- WHAT THE TASK REQUIRES -
In the entries below, find each line bearing the string "name" and copy it.
-------- GIVEN DATA
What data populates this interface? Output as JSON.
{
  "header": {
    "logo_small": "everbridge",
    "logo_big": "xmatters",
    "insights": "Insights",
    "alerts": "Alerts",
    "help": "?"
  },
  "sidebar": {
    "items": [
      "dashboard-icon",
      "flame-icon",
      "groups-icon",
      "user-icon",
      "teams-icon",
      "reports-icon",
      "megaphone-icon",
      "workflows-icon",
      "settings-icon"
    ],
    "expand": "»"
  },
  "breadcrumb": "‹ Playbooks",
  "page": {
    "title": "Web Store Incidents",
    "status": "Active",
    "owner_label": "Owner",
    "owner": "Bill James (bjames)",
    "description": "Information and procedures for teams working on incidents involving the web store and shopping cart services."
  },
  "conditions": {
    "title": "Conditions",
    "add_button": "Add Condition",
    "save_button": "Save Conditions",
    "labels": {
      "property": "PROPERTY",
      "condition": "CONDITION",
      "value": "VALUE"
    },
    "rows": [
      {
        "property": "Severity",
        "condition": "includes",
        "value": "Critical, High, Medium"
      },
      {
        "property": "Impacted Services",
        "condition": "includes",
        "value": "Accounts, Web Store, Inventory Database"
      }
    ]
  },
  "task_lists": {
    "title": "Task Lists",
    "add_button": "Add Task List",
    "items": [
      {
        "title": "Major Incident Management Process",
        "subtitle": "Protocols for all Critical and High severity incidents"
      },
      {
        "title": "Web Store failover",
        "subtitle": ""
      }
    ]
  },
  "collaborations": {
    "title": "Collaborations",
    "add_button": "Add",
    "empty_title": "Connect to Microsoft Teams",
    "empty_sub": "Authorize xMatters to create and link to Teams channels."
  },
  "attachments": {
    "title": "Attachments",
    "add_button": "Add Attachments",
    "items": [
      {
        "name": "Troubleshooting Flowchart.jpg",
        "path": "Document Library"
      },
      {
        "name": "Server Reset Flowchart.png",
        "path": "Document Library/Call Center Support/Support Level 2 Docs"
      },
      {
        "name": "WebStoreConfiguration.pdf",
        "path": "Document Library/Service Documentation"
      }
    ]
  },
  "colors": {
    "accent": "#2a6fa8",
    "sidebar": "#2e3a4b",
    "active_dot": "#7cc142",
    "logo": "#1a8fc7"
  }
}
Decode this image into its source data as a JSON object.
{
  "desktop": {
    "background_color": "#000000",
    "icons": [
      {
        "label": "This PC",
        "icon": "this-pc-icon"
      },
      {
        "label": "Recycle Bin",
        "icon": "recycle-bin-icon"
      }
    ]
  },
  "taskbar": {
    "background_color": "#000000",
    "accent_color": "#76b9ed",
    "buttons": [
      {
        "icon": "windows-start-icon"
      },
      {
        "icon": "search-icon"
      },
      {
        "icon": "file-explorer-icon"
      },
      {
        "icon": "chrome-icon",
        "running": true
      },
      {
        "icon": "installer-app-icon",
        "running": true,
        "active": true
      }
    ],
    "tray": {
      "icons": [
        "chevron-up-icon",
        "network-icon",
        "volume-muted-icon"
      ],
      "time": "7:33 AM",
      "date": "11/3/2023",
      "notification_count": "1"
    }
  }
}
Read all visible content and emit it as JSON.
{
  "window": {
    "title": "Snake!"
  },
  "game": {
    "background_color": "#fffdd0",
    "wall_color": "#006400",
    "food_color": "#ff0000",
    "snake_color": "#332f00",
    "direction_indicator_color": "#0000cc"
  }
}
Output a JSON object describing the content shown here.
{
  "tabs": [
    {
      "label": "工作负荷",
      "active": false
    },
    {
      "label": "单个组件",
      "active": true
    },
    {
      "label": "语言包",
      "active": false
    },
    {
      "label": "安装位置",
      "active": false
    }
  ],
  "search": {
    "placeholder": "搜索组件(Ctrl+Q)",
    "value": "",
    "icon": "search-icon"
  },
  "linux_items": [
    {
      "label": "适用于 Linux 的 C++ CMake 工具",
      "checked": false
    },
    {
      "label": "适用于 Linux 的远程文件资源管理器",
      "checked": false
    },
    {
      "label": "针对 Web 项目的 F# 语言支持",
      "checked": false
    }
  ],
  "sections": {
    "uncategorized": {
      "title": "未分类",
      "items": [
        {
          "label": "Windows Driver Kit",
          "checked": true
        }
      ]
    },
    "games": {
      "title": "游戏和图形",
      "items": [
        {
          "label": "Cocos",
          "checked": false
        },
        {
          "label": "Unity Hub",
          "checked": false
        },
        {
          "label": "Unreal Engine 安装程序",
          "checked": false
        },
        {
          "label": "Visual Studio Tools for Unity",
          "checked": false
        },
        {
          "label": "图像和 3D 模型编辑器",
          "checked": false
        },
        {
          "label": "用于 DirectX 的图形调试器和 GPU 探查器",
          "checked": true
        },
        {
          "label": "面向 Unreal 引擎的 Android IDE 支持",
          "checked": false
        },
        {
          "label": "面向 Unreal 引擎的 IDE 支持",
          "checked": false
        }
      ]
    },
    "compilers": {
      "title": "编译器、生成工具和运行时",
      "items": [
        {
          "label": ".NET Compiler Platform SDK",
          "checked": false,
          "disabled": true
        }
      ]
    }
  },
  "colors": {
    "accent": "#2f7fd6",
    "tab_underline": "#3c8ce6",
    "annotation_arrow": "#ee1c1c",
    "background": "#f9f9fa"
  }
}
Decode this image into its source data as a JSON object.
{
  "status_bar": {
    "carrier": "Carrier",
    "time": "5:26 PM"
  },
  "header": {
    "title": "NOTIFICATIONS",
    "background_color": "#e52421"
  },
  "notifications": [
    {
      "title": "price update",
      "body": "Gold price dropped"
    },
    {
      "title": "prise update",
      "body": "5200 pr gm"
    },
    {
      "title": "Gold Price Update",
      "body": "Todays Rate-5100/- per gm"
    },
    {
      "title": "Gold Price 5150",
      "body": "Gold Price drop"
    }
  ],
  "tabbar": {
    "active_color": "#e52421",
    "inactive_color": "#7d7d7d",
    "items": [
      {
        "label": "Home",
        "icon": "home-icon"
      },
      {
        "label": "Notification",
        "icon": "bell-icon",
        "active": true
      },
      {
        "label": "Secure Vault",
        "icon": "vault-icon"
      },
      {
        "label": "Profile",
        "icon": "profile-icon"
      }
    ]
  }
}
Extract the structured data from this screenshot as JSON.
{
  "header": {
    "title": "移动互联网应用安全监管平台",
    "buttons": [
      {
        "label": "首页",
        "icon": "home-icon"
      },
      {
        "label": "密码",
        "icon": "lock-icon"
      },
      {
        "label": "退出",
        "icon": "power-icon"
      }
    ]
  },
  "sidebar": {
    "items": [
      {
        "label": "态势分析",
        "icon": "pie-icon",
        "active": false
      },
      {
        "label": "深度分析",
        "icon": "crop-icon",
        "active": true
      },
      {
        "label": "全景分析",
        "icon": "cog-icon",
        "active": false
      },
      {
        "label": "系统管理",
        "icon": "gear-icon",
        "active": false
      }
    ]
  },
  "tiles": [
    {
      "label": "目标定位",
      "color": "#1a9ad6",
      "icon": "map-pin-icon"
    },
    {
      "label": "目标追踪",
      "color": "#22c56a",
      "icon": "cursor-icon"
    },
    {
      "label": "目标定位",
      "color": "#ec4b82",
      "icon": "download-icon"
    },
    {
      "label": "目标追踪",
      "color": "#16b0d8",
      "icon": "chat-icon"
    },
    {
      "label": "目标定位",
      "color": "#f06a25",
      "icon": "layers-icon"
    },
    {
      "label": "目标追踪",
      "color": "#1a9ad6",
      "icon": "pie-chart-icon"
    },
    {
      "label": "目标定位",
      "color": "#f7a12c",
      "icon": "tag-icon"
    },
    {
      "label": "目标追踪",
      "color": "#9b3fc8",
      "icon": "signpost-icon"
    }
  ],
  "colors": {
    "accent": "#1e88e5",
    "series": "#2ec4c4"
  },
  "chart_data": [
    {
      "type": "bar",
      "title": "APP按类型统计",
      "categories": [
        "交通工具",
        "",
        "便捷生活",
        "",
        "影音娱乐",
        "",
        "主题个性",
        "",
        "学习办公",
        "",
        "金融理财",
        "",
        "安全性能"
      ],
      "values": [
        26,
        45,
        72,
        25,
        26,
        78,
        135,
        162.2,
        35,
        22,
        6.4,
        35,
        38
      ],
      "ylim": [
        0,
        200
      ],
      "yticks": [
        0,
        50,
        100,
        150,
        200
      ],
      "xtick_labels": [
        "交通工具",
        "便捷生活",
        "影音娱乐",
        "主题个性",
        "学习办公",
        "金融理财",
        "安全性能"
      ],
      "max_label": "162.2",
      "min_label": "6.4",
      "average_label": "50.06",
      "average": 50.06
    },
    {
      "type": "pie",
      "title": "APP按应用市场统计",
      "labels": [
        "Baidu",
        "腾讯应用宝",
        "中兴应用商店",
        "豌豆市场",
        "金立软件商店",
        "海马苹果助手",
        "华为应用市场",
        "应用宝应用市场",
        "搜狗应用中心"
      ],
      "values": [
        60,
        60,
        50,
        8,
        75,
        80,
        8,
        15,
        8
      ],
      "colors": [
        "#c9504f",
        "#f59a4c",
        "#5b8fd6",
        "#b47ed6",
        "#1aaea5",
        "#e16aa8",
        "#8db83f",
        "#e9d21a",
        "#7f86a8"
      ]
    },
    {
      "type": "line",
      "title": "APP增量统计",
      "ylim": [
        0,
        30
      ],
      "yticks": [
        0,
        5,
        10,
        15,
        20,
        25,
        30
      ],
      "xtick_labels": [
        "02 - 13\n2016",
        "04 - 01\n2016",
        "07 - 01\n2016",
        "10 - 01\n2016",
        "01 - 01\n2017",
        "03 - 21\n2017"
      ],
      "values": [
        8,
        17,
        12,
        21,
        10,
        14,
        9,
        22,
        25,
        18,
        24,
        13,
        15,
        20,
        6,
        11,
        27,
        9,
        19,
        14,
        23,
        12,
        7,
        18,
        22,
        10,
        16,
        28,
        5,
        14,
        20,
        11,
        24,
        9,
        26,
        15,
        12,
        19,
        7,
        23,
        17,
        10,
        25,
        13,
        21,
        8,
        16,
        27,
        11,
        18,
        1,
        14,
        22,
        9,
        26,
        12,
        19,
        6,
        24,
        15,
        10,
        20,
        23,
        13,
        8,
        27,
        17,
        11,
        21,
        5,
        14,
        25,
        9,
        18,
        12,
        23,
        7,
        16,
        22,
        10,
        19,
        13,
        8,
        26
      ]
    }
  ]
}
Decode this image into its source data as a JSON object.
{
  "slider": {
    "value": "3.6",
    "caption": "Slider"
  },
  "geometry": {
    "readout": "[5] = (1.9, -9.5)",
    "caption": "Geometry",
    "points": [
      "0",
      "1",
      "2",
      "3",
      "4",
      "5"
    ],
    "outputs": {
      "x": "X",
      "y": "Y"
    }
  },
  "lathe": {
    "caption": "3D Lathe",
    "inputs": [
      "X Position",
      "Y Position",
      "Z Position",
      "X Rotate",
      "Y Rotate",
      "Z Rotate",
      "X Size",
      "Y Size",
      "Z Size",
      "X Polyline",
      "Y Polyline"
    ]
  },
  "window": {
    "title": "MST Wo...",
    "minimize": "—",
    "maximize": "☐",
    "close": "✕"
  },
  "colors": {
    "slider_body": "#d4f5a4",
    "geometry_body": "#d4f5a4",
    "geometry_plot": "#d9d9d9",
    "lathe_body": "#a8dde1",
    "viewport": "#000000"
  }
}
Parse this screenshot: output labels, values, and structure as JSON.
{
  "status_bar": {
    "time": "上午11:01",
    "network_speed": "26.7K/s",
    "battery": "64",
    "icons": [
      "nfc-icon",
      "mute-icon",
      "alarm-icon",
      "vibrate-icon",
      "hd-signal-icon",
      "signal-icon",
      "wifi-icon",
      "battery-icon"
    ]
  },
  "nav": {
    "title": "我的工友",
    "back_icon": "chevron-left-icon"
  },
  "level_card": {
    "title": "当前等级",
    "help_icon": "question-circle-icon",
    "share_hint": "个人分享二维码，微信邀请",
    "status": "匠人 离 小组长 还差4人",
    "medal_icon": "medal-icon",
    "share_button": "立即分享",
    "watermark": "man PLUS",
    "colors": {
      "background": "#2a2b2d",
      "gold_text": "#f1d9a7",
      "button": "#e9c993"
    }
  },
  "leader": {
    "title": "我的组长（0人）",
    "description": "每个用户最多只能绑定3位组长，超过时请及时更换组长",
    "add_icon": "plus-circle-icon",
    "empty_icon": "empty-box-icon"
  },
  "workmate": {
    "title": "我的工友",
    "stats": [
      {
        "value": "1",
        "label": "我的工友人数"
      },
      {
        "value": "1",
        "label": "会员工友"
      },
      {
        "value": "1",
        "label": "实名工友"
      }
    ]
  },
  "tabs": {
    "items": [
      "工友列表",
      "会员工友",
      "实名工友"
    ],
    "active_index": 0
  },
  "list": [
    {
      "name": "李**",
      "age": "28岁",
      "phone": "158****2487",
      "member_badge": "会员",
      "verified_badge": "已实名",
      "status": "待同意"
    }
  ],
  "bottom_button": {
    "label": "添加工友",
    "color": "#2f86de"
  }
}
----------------
- OUTPUT -
        "name": "Troubleshooting Flowchart.jpg",
        "name": "Server Reset Flowchart.png",
        "name": "WebStoreConfiguration.pdf",
      "name": "李**",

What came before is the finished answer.